(Dataset items)
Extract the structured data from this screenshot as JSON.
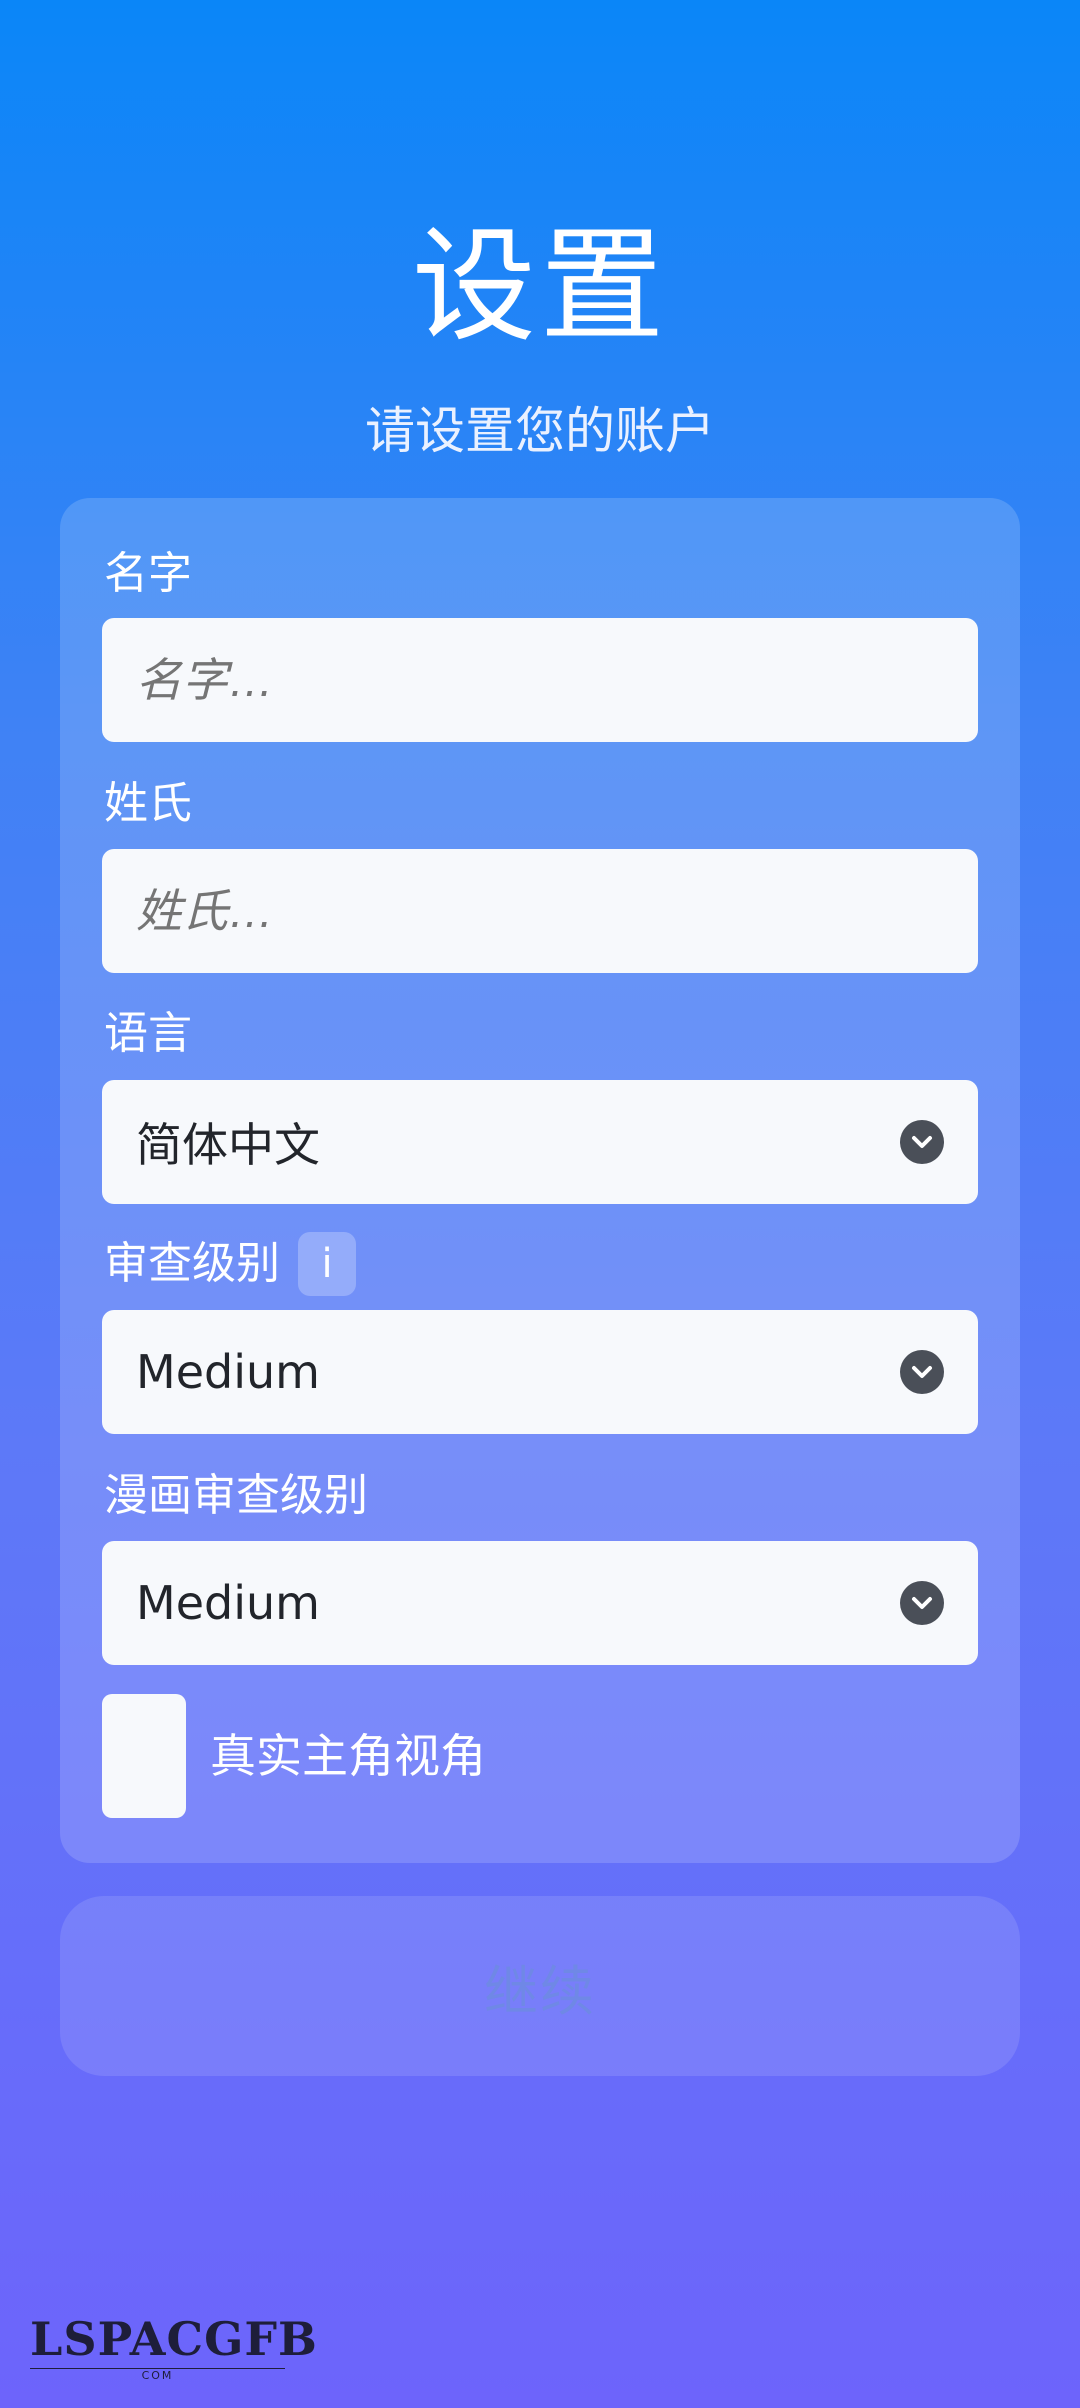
{
  "header": {
    "title": "设置",
    "subtitle": "请设置您的账户"
  },
  "form": {
    "first_name": {
      "label": "名字",
      "placeholder": "名字…",
      "value": ""
    },
    "last_name": {
      "label": "姓氏",
      "placeholder": "姓氏…",
      "value": ""
    },
    "language": {
      "label": "语言",
      "selected": "简体中文",
      "icon": "chevron-down-icon"
    },
    "censorship": {
      "label": "审查级别",
      "info_icon_glyph": "i",
      "selected": "Medium",
      "icon": "chevron-down-icon"
    },
    "comic_censorship": {
      "label": "漫画审查级别",
      "selected": "Medium",
      "icon": "chevron-down-icon"
    },
    "realistic_pov": {
      "label": "真实主角视角",
      "checked": false
    }
  },
  "actions": {
    "continue_label": "继续"
  },
  "watermark": {
    "brand": "LSPACGFB",
    "sub": "COM"
  },
  "colors": {
    "gradient_top": "#0a86f8",
    "gradient_bottom": "#6d64fb",
    "field_bg": "#f7f9fc",
    "chevron_bg": "#4a4f58",
    "button_text": "#6f88e6"
  }
}
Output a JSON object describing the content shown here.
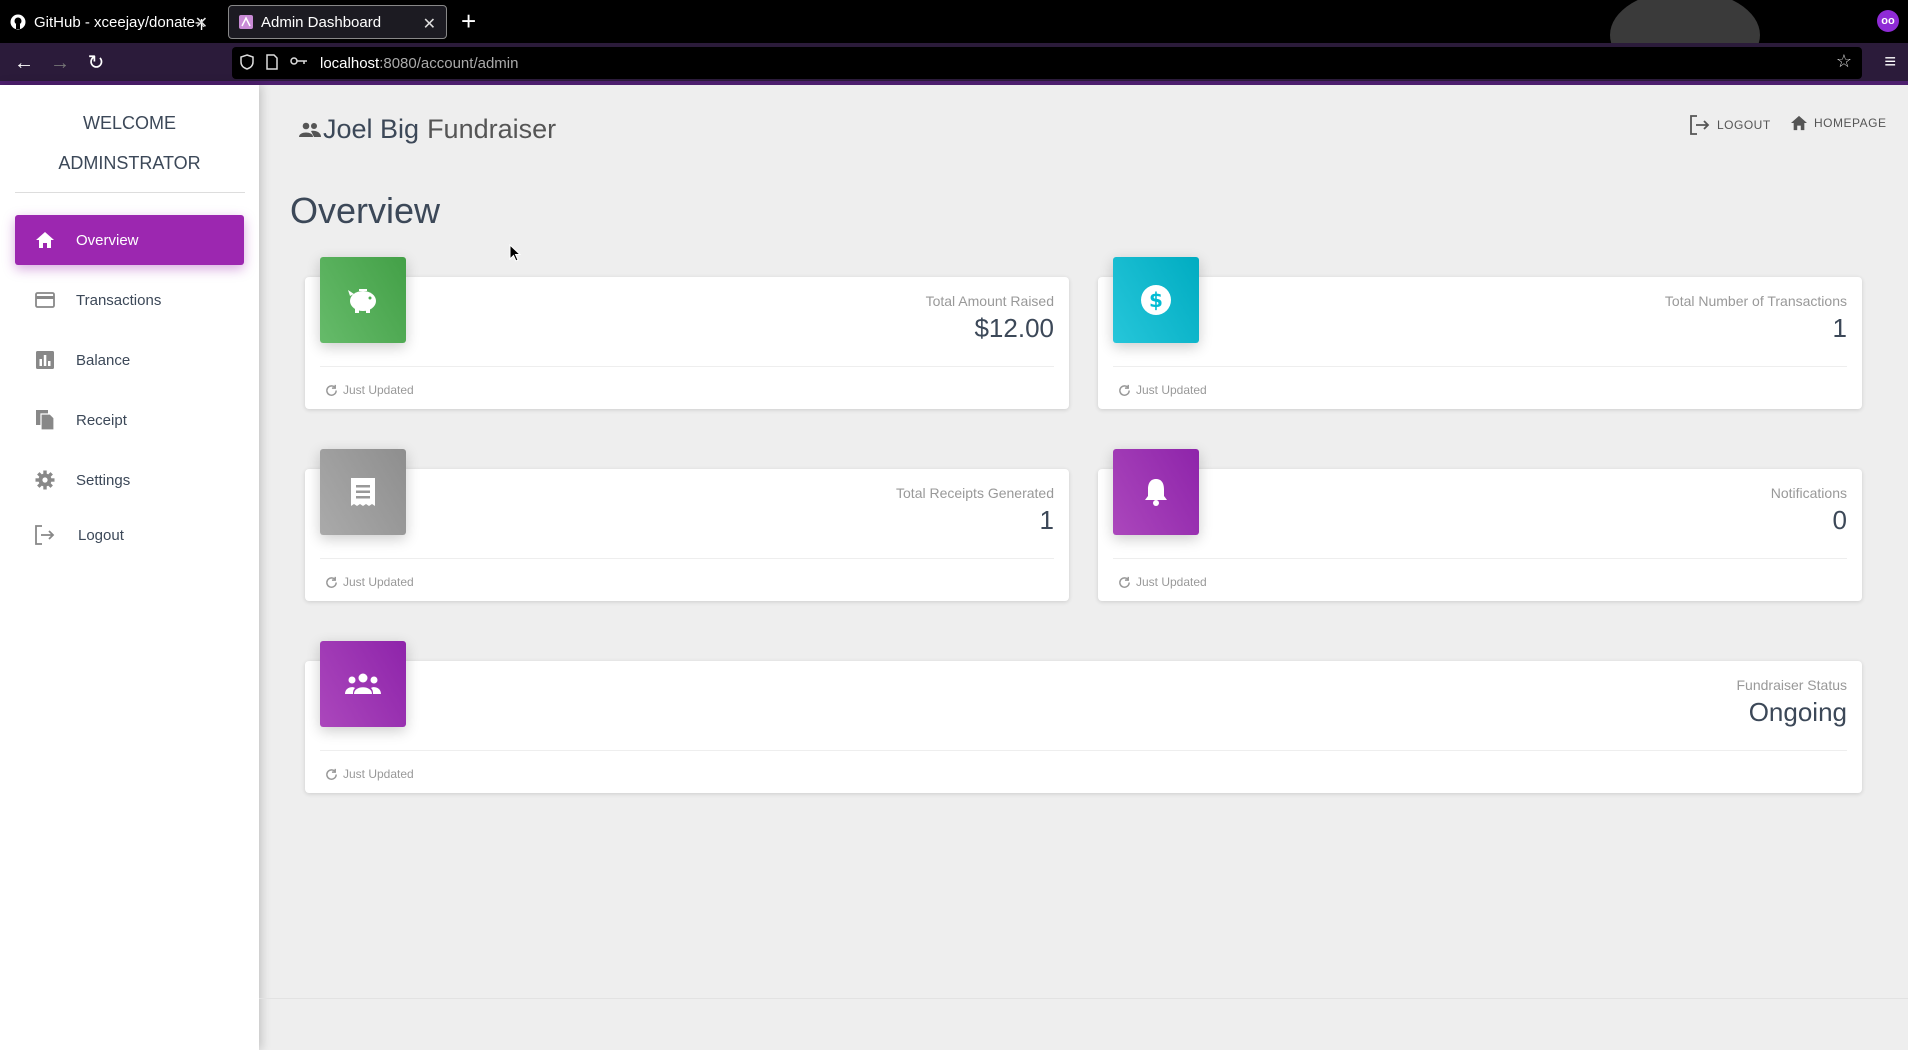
{
  "browser": {
    "tabs": [
      {
        "title": "GitHub - xceejay/donate-pa",
        "active": false
      },
      {
        "title": "Admin Dashboard",
        "active": true
      }
    ],
    "url_host": "localhost",
    "url_rest": ":8080/account/admin"
  },
  "sidebar": {
    "welcome_line1": "WELCOME",
    "welcome_line2": "ADMINSTRATOR",
    "items": [
      {
        "label": "Overview",
        "icon": "home-icon",
        "active": true
      },
      {
        "label": "Transactions",
        "icon": "credit-card-icon",
        "active": false
      },
      {
        "label": "Balance",
        "icon": "bar-chart-icon",
        "active": false
      },
      {
        "label": "Receipt",
        "icon": "documents-icon",
        "active": false
      },
      {
        "label": "Settings",
        "icon": "gear-icon",
        "active": false
      },
      {
        "label": "Logout",
        "icon": "logout-icon",
        "active": false
      }
    ]
  },
  "header": {
    "brand_bold": "Joel Big",
    "brand_light": "Fundraiser",
    "logout_label": "LOGOUT",
    "homepage_label": "HOMEPAGE"
  },
  "page_title": "Overview",
  "cards": [
    {
      "category": "Total Amount Raised",
      "value": "$12.00",
      "footer": "Just Updated",
      "icon": "piggy-bank-icon",
      "color": "#4caf50"
    },
    {
      "category": "Total Number of Transactions",
      "value": "1",
      "footer": "Just Updated",
      "icon": "dollar-circle-icon",
      "color": "#00bcd4"
    },
    {
      "category": "Total Receipts Generated",
      "value": "1",
      "footer": "Just Updated",
      "icon": "receipt-icon",
      "color": "#999999"
    },
    {
      "category": "Notifications",
      "value": "0",
      "footer": "Just Updated",
      "icon": "bell-icon",
      "color": "#9c27b0"
    },
    {
      "category": "Fundraiser Status",
      "value": "Ongoing",
      "footer": "Just Updated",
      "icon": "group-icon",
      "color": "#9c27b0"
    }
  ]
}
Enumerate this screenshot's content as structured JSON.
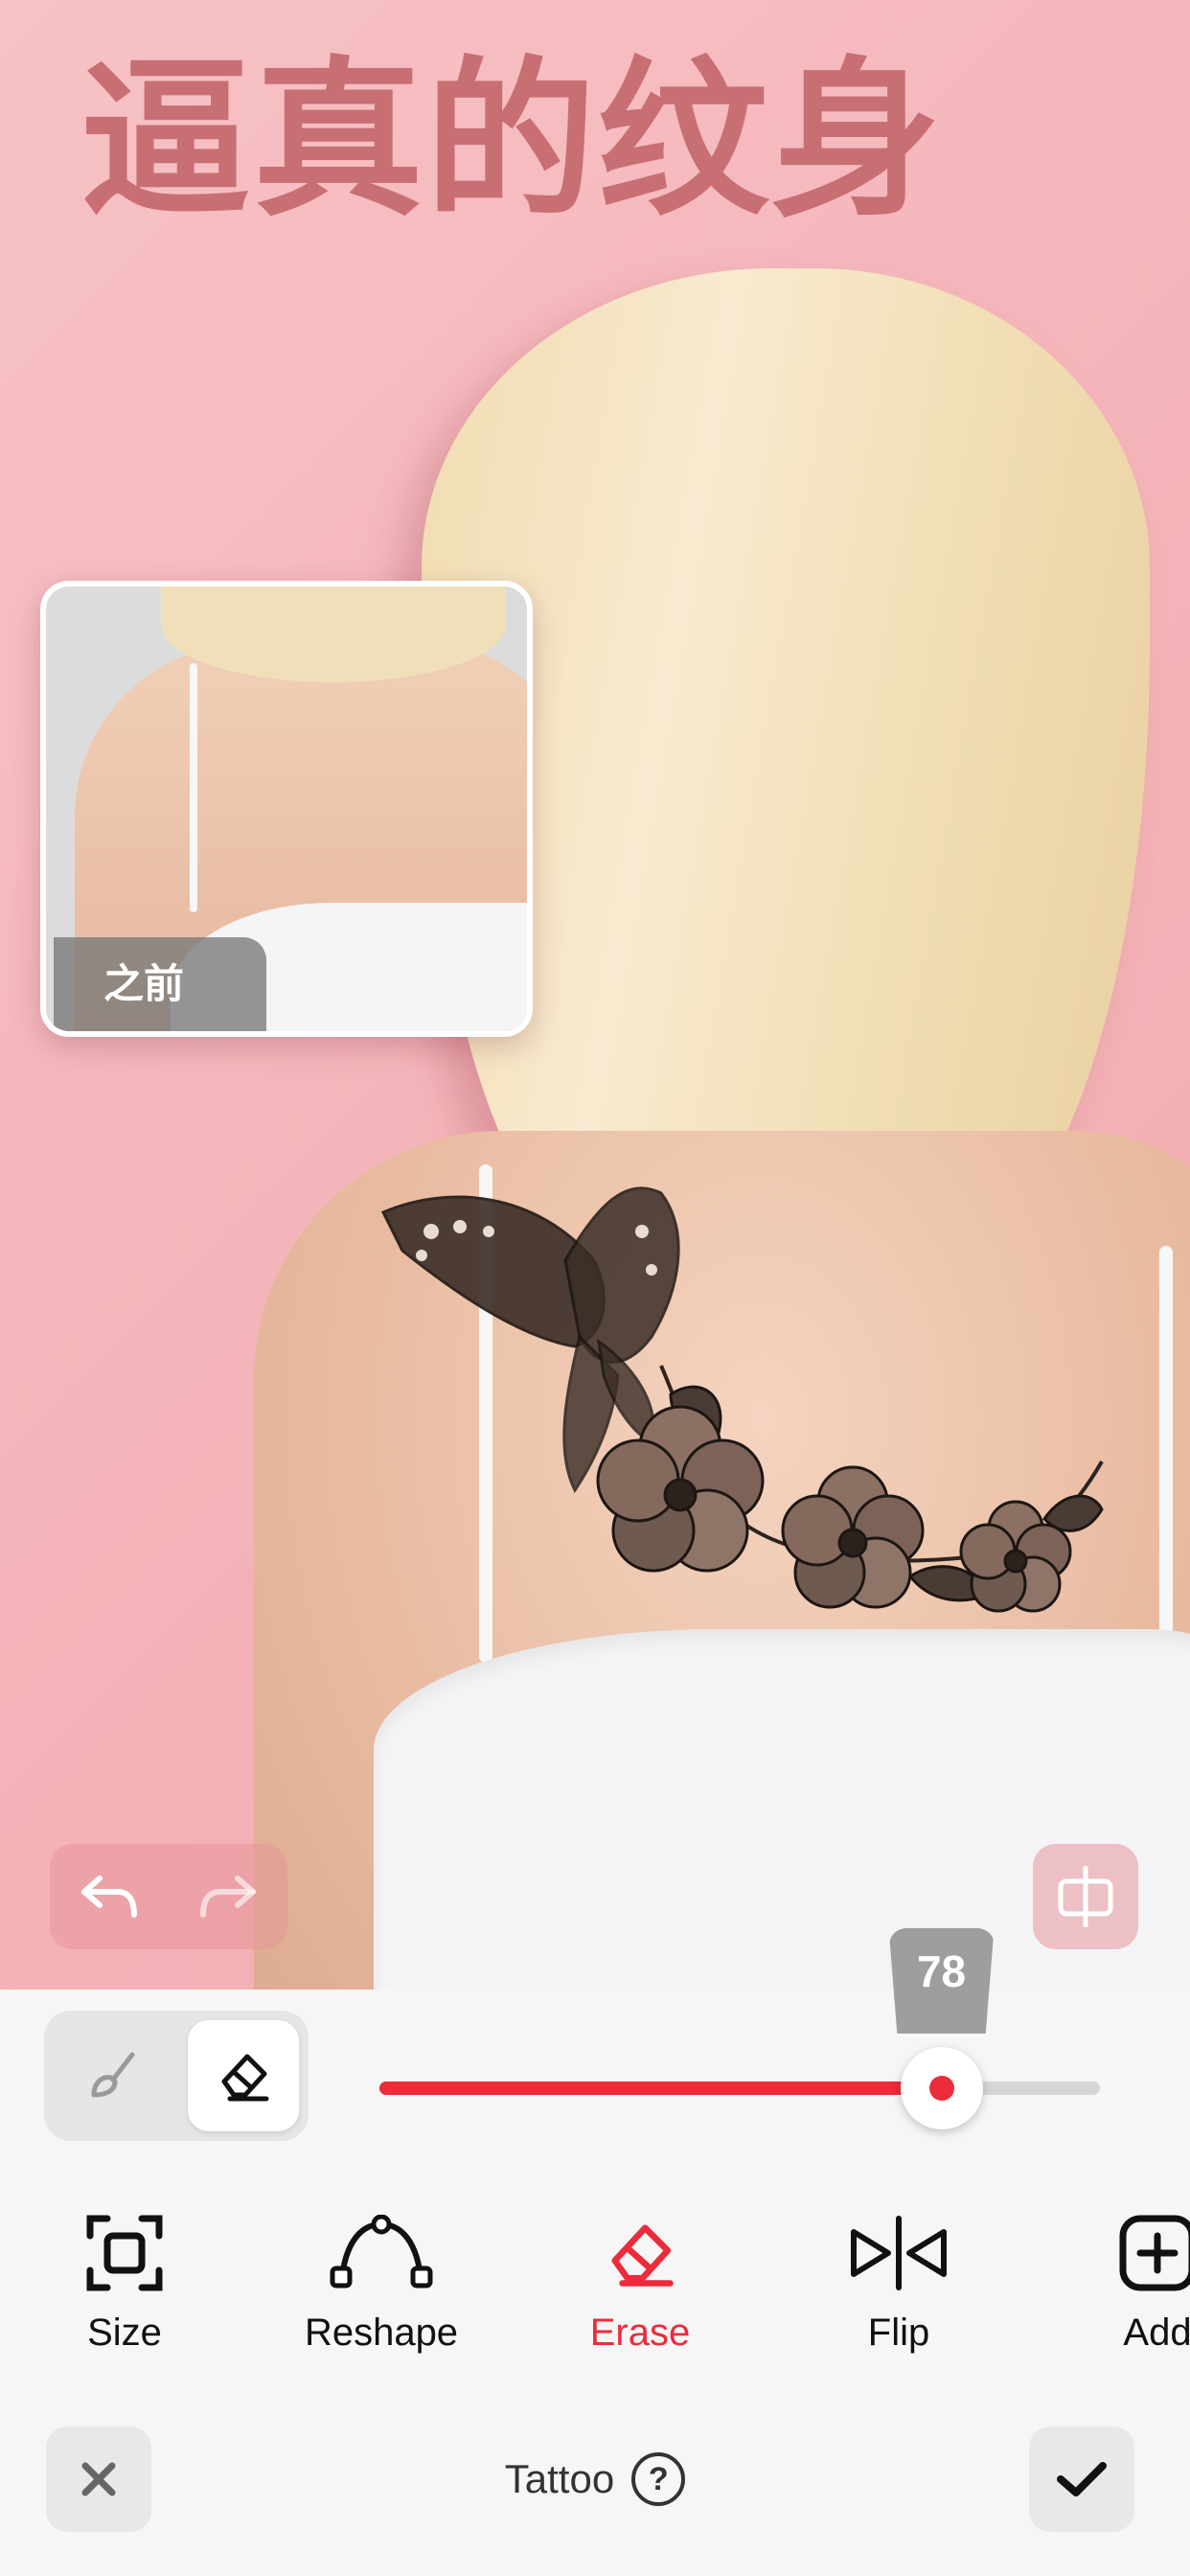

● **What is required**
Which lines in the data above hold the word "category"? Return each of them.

● **Exercise answer**
      "category": "Total Amount Raised",
      "category": "Total Number of Transactions",
      "category": "Total Receipts Generated",
      "category": "Notifications",
      "category": "Fundraiser Status",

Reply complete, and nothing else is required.